Meta Ready to Double Down on Its NFT Bet: Report
Meta’s new head of fintech, Stephane Kasriel, has said that the media giant has no plans to steer away from its NFT-focused strategy despite the recent sharp downturn in the market.
- Meta's new head of fintech, Stephane Kasriel, has reaffirmed the social media giant's plans regarding NFTs.
- Despite the falling interest in NFTs over recent months, Meta still sees a massive opportunity in the space and believes it could use virtual goods to grow its own $3 trillion economy over the next 10 years.
- The monthly NFT trading volume has fallen from a record high of $17.16 billion in January to around $1.1 billion last month.
Share this article
The diminishing interest in NFTs hasn’t discouraged Facebook parent company Meta from pursuing its big strategic bet on the technology.
Meta Keeps Course as NFTs Lose Floors
Despite the downward trend in the market, Meta has signaled unwavering conviction in its strategic bet on NFTs.
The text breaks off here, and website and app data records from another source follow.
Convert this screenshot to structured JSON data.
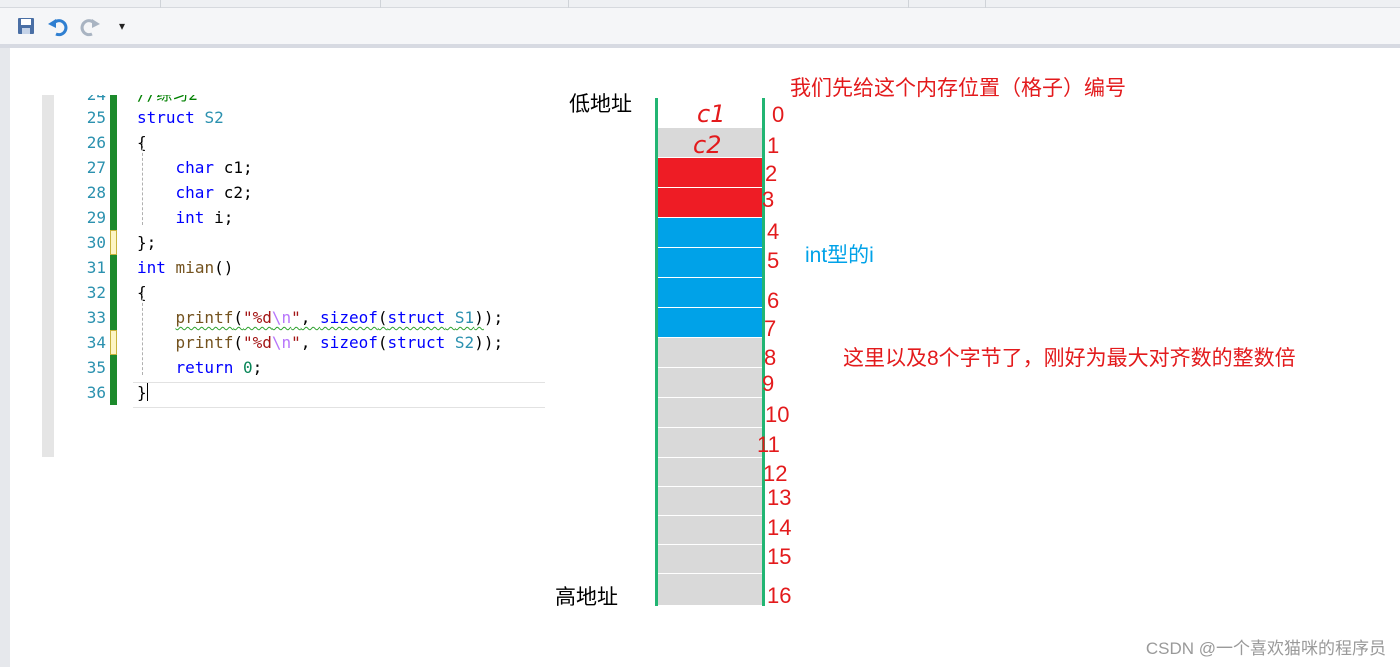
{
  "toolbar": {
    "icons": [
      "save-icon",
      "undo-icon",
      "redo-icon",
      "customize-dropdown-icon"
    ],
    "customize_glyph": "▾"
  },
  "code": {
    "lines": [
      {
        "n": "25",
        "text": "struct S2"
      },
      {
        "n": "26",
        "text": "{"
      },
      {
        "n": "27",
        "text": "char c1;"
      },
      {
        "n": "28",
        "text": "char c2;"
      },
      {
        "n": "29",
        "text": "int i;"
      },
      {
        "n": "30",
        "text": "};"
      },
      {
        "n": "31",
        "text": "int mian()"
      },
      {
        "n": "32",
        "text": "{"
      },
      {
        "n": "33",
        "text": "printf(\"%d\\n\", sizeof(struct S1));"
      },
      {
        "n": "34",
        "text": "printf(\"%d\\n\", sizeof(struct S2));"
      },
      {
        "n": "35",
        "text": "return 0;"
      },
      {
        "n": "36",
        "text": "}"
      }
    ]
  },
  "memory": {
    "low_address_label": "低地址",
    "high_address_label": "高地址",
    "cell_indices": [
      "0",
      "1",
      "2",
      "3",
      "4",
      "5",
      "6",
      "7",
      "8",
      "9",
      "10",
      "11",
      "12",
      "13",
      "14",
      "15",
      "16"
    ],
    "handwritten": {
      "c1": "c1",
      "c2": "c2"
    },
    "colors": {
      "char": "#ee1c25",
      "int": "#00a2e8",
      "padding": "#d9d9d9",
      "border": "#22b573",
      "annotation": "#e31a1c"
    }
  },
  "annotations": {
    "top": "我们先给这个内存位置（格子）编号",
    "int_label": "int型的i",
    "note": "这里以及8个字节了，刚好为最大对齐数的整数倍"
  },
  "watermark": "CSDN @一个喜欢猫咪的程序员"
}
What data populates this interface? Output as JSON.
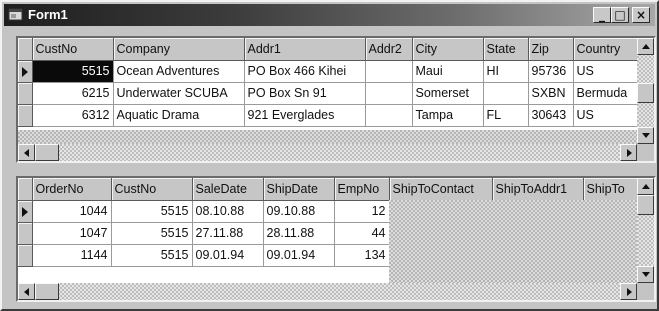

In a Wednesday interview with the Financial Times, the social media giant’s new fintech lead Stephane Kasriel said that the company would be sticking with its plans for NFTs and the digital collectibles economy. “The opportunity [Meta] sees is for the hundreds of millions or billions of people that are using our apps today to be able to collect digital collectibles, and for the millions of creators out there that could potentially create virtual and digital goods to be able to sell them through our platforms,” Kasriel said, adding that he thinks the firm could build its own $3 trillion economy from virtual goods over the next decade.
Last October, Mark Zuckerberg’s firm signaled its strategic pivot toward the virtual world and the digital assets economy by changing its name from Facebook to Meta to realign its brand image with its ambitions for the Metaverse. Zuckerberg later announced in March that the company had plans to bring NFTs to its photo-focused social media platform, Instagram. The company also filed five trademark applications for its payments product, Meta Pay, hinting at a potential leap into the crypto space with a Web3 wallet and cryptocurrency exchange.
Of all the household names in Big Tech, Meta has so far been the most aggressive in its embrace of the new digital collectibles economy, with Kasriel now only reaffirming the company’s stance on the issue.
According to Dune data, the monthly NFT trading volume—a benchmark indicator for investor interest in the asset class—has fallen from its record high of $17.16 billion in January to around $1.1 billion in June. This month trading volume is forecasted to hit $460 million.
Commenting on the waning interest in the market, Kasriel acknowledged the reality of the crypto “hype cycle” and said there were “a lot of things that are not going to survive.” Despite the cyclical nature of the market, he reaffirmed that the firm is sticking with its plans to take NFTs mainstream by making them inexpensive and easy to buy and trade.
Having learned from its previous failed attempt to launch the global stablecoin called Diem, Meta is now proceeding with caution. “We’re trying to figure out what the regulatory landscape is so that we don’t invest in things that are ultimately going to become super-controversial or get shut down,” Kasriel said, adding that the company is making investments with added realism about the nascent nature of the industry and technology.
Disclosure: At the time of writing, the author of this article owned ETH and several other cryptocurrencies.